### Records to use
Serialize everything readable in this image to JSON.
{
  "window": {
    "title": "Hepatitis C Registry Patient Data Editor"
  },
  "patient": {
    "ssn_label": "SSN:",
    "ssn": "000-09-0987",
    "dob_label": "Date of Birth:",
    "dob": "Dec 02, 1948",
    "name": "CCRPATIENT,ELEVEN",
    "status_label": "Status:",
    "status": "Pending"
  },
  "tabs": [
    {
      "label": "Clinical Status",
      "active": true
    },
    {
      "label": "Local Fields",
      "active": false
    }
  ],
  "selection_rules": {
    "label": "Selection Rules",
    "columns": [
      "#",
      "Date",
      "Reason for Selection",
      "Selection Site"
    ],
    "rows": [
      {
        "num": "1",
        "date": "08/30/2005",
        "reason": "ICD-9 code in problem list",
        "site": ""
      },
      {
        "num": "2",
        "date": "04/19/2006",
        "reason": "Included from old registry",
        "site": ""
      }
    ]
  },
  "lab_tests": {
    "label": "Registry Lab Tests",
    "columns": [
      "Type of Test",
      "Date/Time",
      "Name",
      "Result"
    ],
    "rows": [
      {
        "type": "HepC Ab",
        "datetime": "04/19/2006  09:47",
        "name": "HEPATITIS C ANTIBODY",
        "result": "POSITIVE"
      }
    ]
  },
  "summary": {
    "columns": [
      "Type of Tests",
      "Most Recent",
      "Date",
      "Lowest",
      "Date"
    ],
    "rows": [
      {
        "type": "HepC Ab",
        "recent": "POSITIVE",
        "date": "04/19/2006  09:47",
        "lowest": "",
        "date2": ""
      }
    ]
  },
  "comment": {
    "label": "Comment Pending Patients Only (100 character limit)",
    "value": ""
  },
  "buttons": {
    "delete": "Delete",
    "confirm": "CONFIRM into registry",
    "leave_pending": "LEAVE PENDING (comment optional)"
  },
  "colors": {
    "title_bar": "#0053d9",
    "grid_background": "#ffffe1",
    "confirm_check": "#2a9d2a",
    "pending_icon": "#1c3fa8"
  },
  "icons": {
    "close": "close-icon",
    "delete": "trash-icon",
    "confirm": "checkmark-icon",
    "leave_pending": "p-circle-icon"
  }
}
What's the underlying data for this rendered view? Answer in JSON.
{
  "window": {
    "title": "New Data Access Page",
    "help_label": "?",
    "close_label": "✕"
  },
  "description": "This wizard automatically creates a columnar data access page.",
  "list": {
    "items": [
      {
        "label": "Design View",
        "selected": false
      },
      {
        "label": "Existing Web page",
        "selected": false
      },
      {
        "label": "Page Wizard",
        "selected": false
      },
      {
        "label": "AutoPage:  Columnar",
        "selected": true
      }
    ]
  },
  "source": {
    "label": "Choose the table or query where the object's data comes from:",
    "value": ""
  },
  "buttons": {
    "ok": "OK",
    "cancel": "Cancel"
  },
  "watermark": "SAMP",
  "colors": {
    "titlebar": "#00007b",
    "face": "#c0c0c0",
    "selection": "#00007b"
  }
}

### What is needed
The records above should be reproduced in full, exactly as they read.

### Solution
Serialize everything readable in this image to JSON.
{
  "window": {
    "title": "Hepatitis C Registry Patient Data Editor"
  },
  "patient": {
    "ssn_label": "SSN:",
    "ssn": "000-09-0987",
    "dob_label": "Date of Birth:",
    "dob": "Dec 02, 1948",
    "name": "CCRPATIENT,ELEVEN",
    "status_label": "Status:",
    "status": "Pending"
  },
  "tabs": [
    {
      "label": "Clinical Status",
      "active": true
    },
    {
      "label": "Local Fields",
      "active": false
    }
  ],
  "selection_rules": {
    "label": "Selection Rules",
    "columns": [
      "#",
      "Date",
      "Reason for Selection",
      "Selection Site"
    ],
    "rows": [
      {
        "num": "1",
        "date": "08/30/2005",
        "reason": "ICD-9 code in problem list",
        "site": ""
      },
      {
        "num": "2",
        "date": "04/19/2006",
        "reason": "Included from old registry",
        "site": ""
      }
    ]
  },
  "lab_tests": {
    "label": "Registry Lab Tests",
    "columns": [
      "Type of Test",
      "Date/Time",
      "Name",
      "Result"
    ],
    "rows": [
      {
        "type": "HepC Ab",
        "datetime": "04/19/2006  09:47",
        "name": "HEPATITIS C ANTIBODY",
        "result": "POSITIVE"
      }
    ]
  },
  "summary": {
    "columns": [
      "Type of Tests",
      "Most Recent",
      "Date",
      "Lowest",
      "Date"
    ],
    "rows": [
      {
        "type": "HepC Ab",
        "recent": "POSITIVE",
        "date": "04/19/2006  09:47",
        "lowest": "",
        "date2": ""
      }
    ]
  },
  "comment": {
    "label": "Comment Pending Patients Only (100 character limit)",
    "value": ""
  },
  "buttons": {
    "delete": "Delete",
    "confirm": "CONFIRM into registry",
    "leave_pending": "LEAVE PENDING (comment optional)"
  },
  "colors": {
    "title_bar": "#0053d9",
    "grid_background": "#ffffe1",
    "confirm_check": "#2a9d2a",
    "pending_icon": "#1c3fa8"
  },
  "icons": {
    "close": "close-icon",
    "delete": "trash-icon",
    "confirm": "checkmark-icon",
    "leave_pending": "p-circle-icon"
  }
}
What's the underlying data for this rendered view? Answer in JSON.
{
  "window": {
    "title": "New Data Access Page",
    "help_label": "?",
    "close_label": "✕"
  },
  "description": "This wizard automatically creates a columnar data access page.",
  "list": {
    "items": [
      {
        "label": "Design View",
        "selected": false
      },
      {
        "label": "Existing Web page",
        "selected": false
      },
      {
        "label": "Page Wizard",
        "selected": false
      },
      {
        "label": "AutoPage:  Columnar",
        "selected": true
      }
    ]
  },
  "source": {
    "label": "Choose the table or query where the object's data comes from:",
    "value": ""
  },
  "buttons": {
    "ok": "OK",
    "cancel": "Cancel"
  },
  "watermark": "SAMP",
  "colors": {
    "titlebar": "#00007b",
    "face": "#c0c0c0",
    "selection": "#00007b"
  }
}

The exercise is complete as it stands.